La Ba is mainly for three things – remembering Buddha, scraping the barrel and warning against wasteful excess. The founder of Buddhism, Shakyamuni, was a prince who became so troubled by the suffering of mankind that he renounced his royal status. After years of ascetic meditation, it is believed that on this day, he attained enlightenment and became Buddha, the “Awakened One”. So during La Ba, people eat congee to remember the hardship Shakyamuni went through.
As well as numerous tedious stories of spoiled kids from rich families who starved on La Ba after squandering away their food, there are sad La Ba stories of labourers building the Great Wall, who scraped together what beans and grains they could find at this time of the year, but still perished due to the lack of sustenance.
It’s apparent from these stories and from the huge variety of ingredients in La Ba congee that this is a time of scarcity and one has to be innovative with what one’s got. Dates, lotus seeds, almond, red bean, peanut, sticky rice, pine nuts, mountain herbs, walnut, raisins, dragon eye fruit, rose petals, are just some of the ingredients.
On the eve of La Ba, the ingredients for the sweet congee would be prepared, they are brewed under a low heat, throughout thenight, ready for consumption after ceremonial offerings of the next morning. Flowers are often carved out of vegetables, placed in a bowl of water on the window sill, so that in the morning, children can got out to play sucking on their pretty floral ice lollies.

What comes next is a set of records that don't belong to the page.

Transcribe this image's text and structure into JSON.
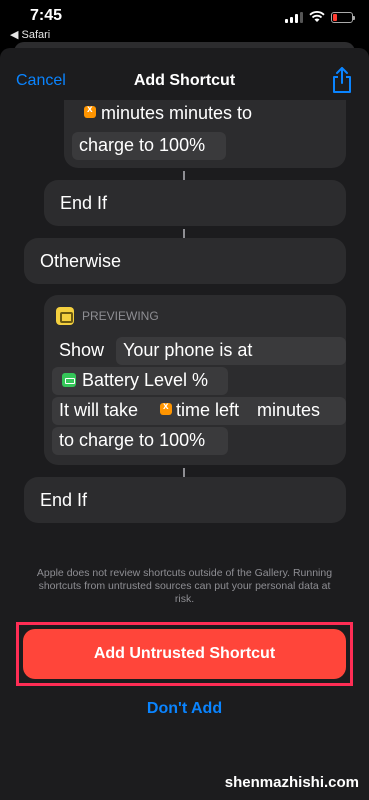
{
  "status": {
    "time": "7:45",
    "back_app": "◀ Safari"
  },
  "nav": {
    "cancel_label": "Cancel",
    "title": "Add Shortcut"
  },
  "blocks": {
    "top_line1_text": "minutes  minutes to",
    "top_line2_text": "charge to 100%",
    "end_if_1": "End If",
    "otherwise": "Otherwise",
    "previewing_label": "PREVIEWING",
    "show_label": "Show",
    "show_text": "Your phone is at",
    "battery_var": "Battery Level %",
    "it_will_take": "It will take",
    "time_left_var": "time left",
    "minutes_text": "minutes",
    "charge_text": "to charge to 100%",
    "end_if_2": "End If"
  },
  "disclaimer": "Apple does not review shortcuts outside of the Gallery. Running shortcuts from untrusted sources can put your personal data at risk.",
  "actions": {
    "add_label": "Add Untrusted Shortcut",
    "dont_add_label": "Don't Add"
  },
  "watermark": "shenmazhishi.com",
  "colors": {
    "accent_blue": "#0a84ff",
    "add_button_red": "#ff453a",
    "highlight_frame": "#ff2d55"
  }
}
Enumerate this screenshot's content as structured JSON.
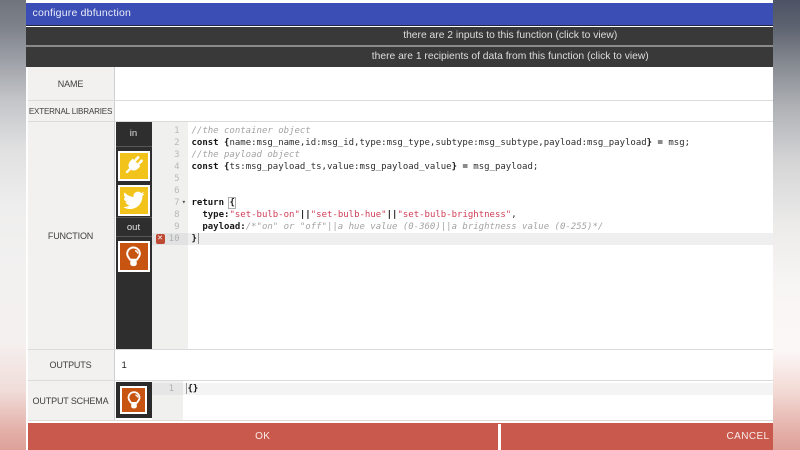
{
  "window": {
    "title": "configure dbfunction"
  },
  "banners": {
    "inputs": "there are 2 inputs to this function (click to view)",
    "outputs": "there are 1 recipients of data from this function (click to view)"
  },
  "form": {
    "name": {
      "label": "NAME",
      "value": ""
    },
    "external_libraries": {
      "label": "EXTERNAL LIBRARIES",
      "value": ""
    },
    "function": {
      "label": "FUNCTION"
    },
    "outputs": {
      "label": "OUTPUTS",
      "value": "1"
    },
    "output_schema": {
      "label": "OUTPUT SCHEMA"
    }
  },
  "function_editor": {
    "in_label": "in",
    "out_label": "out",
    "input_icons": [
      "plug-icon",
      "twitter-bird-icon"
    ],
    "output_icons": [
      "lightbulb-icon"
    ],
    "colors": {
      "string": "#cf3d55",
      "comment": "#a3a3a3",
      "keyword": "#141414",
      "icon_yellow": "#f2c41b",
      "icon_orange": "#c75410"
    },
    "error_line": 10,
    "active_line": 10,
    "fold_line": 7,
    "lines": [
      {
        "n": 1,
        "tokens": [
          [
            "comment",
            "//the container object"
          ]
        ]
      },
      {
        "n": 2,
        "tokens": [
          [
            "keyword",
            "const "
          ],
          [
            "op",
            "{"
          ],
          [
            "plain",
            "name:msg_name,id:msg_id,type:msg_type,subtype:msg_subtype,payload:msg_payload"
          ],
          [
            "op",
            "}"
          ],
          [
            "plain",
            " "
          ],
          [
            "op",
            "="
          ],
          [
            "plain",
            " msg;"
          ]
        ]
      },
      {
        "n": 3,
        "tokens": [
          [
            "comment",
            "//the payload object"
          ]
        ]
      },
      {
        "n": 4,
        "tokens": [
          [
            "keyword",
            "const "
          ],
          [
            "op",
            "{"
          ],
          [
            "plain",
            "ts:msg_payload_ts,value:msg_payload_value"
          ],
          [
            "op",
            "}"
          ],
          [
            "plain",
            " "
          ],
          [
            "op",
            "="
          ],
          [
            "plain",
            " msg_payload;"
          ]
        ]
      },
      {
        "n": 5,
        "tokens": []
      },
      {
        "n": 6,
        "tokens": []
      },
      {
        "n": 7,
        "tokens": [
          [
            "keyword",
            "return "
          ],
          [
            "matched",
            "{"
          ]
        ],
        "fold": true
      },
      {
        "n": 8,
        "tokens": [
          [
            "prop",
            "  type:"
          ],
          [
            "string",
            "\"set-bulb-on\""
          ],
          [
            "op",
            "||"
          ],
          [
            "string",
            "\"set-bulb-hue\""
          ],
          [
            "op",
            "||"
          ],
          [
            "string",
            "\"set-bulb-brightness\""
          ],
          [
            "plain",
            ","
          ]
        ]
      },
      {
        "n": 9,
        "tokens": [
          [
            "prop",
            "  payload:"
          ],
          [
            "comment",
            "/*\"on\" or \"off\"||a hue value (0-360)||a brightness value (0-255)*/"
          ]
        ]
      },
      {
        "n": 10,
        "tokens": [
          [
            "op",
            "}"
          ]
        ],
        "error": true,
        "active": true,
        "cursor": true
      }
    ]
  },
  "schema_editor": {
    "active_line": 1,
    "lines": [
      {
        "n": 1,
        "tokens": [
          [
            "op",
            "{}"
          ]
        ],
        "active": true,
        "cursor": true
      }
    ]
  },
  "footer": {
    "ok": "OK",
    "cancel": "CANCEL"
  }
}
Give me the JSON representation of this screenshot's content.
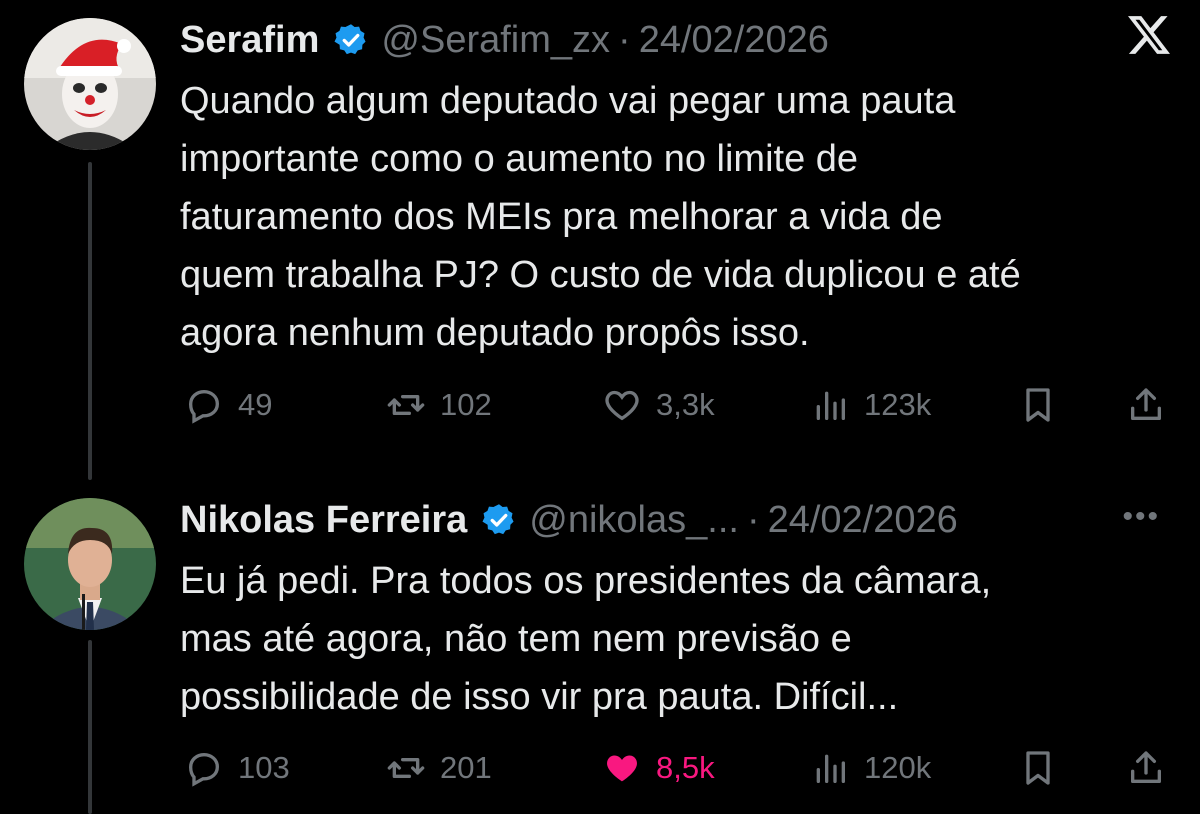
{
  "tweets": [
    {
      "name": "Serafim",
      "handle": "@Serafim_zx",
      "date": "24/02/2026",
      "lines": [
        "Quando algum deputado vai pegar uma pauta",
        "importante como o aumento no limite de",
        "faturamento dos MEIs pra melhorar a vida de",
        "quem trabalha PJ? O custo de vida duplicou e até",
        "agora nenhum deputado propôs isso."
      ],
      "replies": "49",
      "reposts": "102",
      "likes": "3,3k",
      "views": "123k",
      "liked": false
    },
    {
      "name": "Nikolas Ferreira",
      "handle": "@nikolas_...",
      "date": "24/02/2026",
      "lines": [
        "Eu já pedi. Pra todos os presidentes da câmara,",
        "mas até agora, não tem nem previsão e",
        "possibilidade de isso vir pra pauta. Difícil..."
      ],
      "replies": "103",
      "reposts": "201",
      "likes": "8,5k",
      "views": "120k",
      "liked": true
    }
  ],
  "ui": {
    "separator": "·",
    "more_label": "•••",
    "x_logo_icon": "x-logo-icon",
    "accent_like": "#f91880",
    "verified_color": "#1d9bf0"
  }
}
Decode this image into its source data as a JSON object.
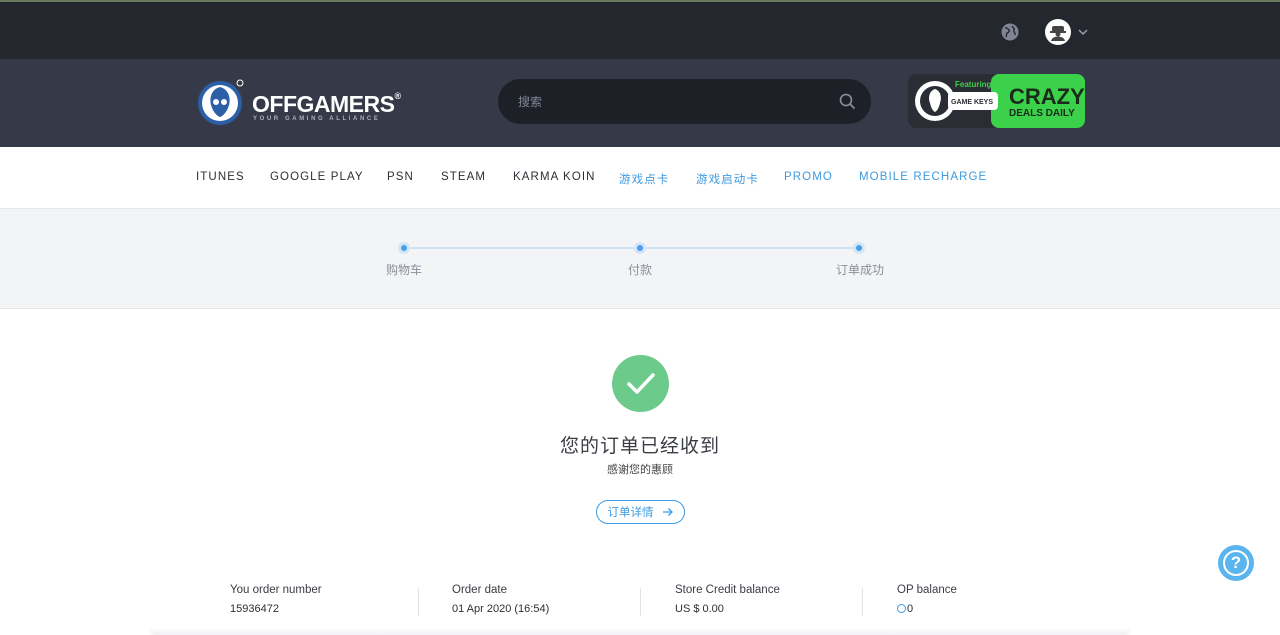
{
  "header": {
    "brand_name": "OFFGAMERS",
    "brand_tagline": "YOUR GAMING ALLIANCE",
    "search_placeholder": "搜索",
    "promo": {
      "line1": "Featuring",
      "badge": "GAME KEYS",
      "line2": "CRAZY",
      "line3": "DEALS DAILY"
    }
  },
  "nav": {
    "items": [
      {
        "label": "ITUNES"
      },
      {
        "label": "GOOGLE PLAY"
      },
      {
        "label": "PSN"
      },
      {
        "label": "STEAM"
      },
      {
        "label": "KARMA KOIN"
      },
      {
        "label": "游戏点卡"
      },
      {
        "label": "游戏启动卡"
      },
      {
        "label": "PROMO"
      },
      {
        "label": "MOBILE RECHARGE"
      }
    ]
  },
  "steps": [
    {
      "label": "购物车"
    },
    {
      "label": "付款"
    },
    {
      "label": "订单成功"
    }
  ],
  "success": {
    "title": "您的订单已经收到",
    "subtitle": "感谢您的惠顾",
    "details_button": "订单详情"
  },
  "summary": [
    {
      "label": "You order number",
      "value": "15936472"
    },
    {
      "label": "Order date",
      "value": "01 Apr 2020 (16:54)"
    },
    {
      "label": "Store Credit balance",
      "value": "US $ 0.00"
    },
    {
      "label": "OP balance",
      "value": "0"
    }
  ],
  "colors": {
    "accent": "#3d9be0",
    "success": "#6ccb8a",
    "topbar": "#24272d",
    "header": "#363a48",
    "promo_green": "#3bd14a"
  },
  "icons": [
    "globe-icon",
    "avatar-icon",
    "chevron-down-icon",
    "search-icon",
    "check-icon",
    "arrow-right-icon",
    "help-icon",
    "op-coin-icon"
  ]
}
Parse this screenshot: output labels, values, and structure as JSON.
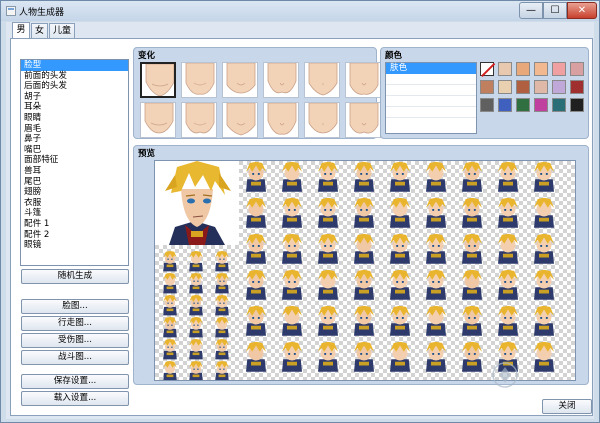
{
  "window": {
    "title": "人物生成器",
    "min_glyph": "—",
    "max_glyph": "☐",
    "close_glyph": "✕"
  },
  "tabs": [
    {
      "label": "男",
      "active": true
    },
    {
      "label": "女"
    },
    {
      "label": "儿童"
    }
  ],
  "parts": [
    "脸型",
    "前面的头发",
    "后面的头发",
    "胡子",
    "耳朵",
    "眼睛",
    "眉毛",
    "鼻子",
    "嘴巴",
    "面部特征",
    "兽耳",
    "尾巴",
    "翅膀",
    "衣服",
    "斗篷",
    "配件 1",
    "配件 2",
    "眼镜"
  ],
  "selected_part": "脸型",
  "buttons": {
    "random": "随机生成",
    "face": "脸图...",
    "walk": "行走图...",
    "damage": "受伤图...",
    "battle": "战斗图...",
    "save": "保存设置...",
    "load": "载入设置...",
    "close": "关闭"
  },
  "variation": {
    "title": "变化",
    "selected_index": 0
  },
  "color": {
    "title": "颜色",
    "items": [
      "肤色"
    ],
    "swatches": [
      "none",
      "#e8c8ae",
      "#e8a87a",
      "#f2b990",
      "#f0a0a0",
      "#d8a0a0",
      "#c08060",
      "#e8d0b0",
      "#b06040",
      "#e0b8a8",
      "#c0a8d8",
      "#a03030",
      "#606060",
      "#4060c0",
      "#307040",
      "#c040a0",
      "#2a6e78",
      "#202020"
    ]
  },
  "preview": {
    "title": "预览"
  },
  "watermark": {
    "line1": "当下软件园",
    "line2": "www.downxia.com"
  }
}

The Anhui people have Dou Fu (tofu) making contests on La Ba, whilst the northerners make “La Ba Emeralds”, pickled garlic thatturns green in vinegar and comes to resemble smooth jade. Farmers make congee out of five kinds of beans, adding sparrow heads made out of dough into the mix, in order the “bite the heads off” sparrows who come to eat their crops. Sometimes, tiny lions carved out of the fruits and nuts are placed on top of the congee for children.
Of course, nowadays, supermarkets abound with different brands of tinned 八宝粥 “ba bao zhou” , the “Eight Treasure Congee” evolved out of La Ba food, that can be poured into a bowl and consumed immediately. What would be in the fun in that! So whilst I’m off to scraping my post-Christmas barrel and brewing up some interesting overnight congee, I leave you with a couple of delicious pics.
The featured image of this article is by Chinese artist Clover Lee (aka CRINS).
Posted in Culture and tagged Buddha, china, Chinese, congee, culture, festival, food, winter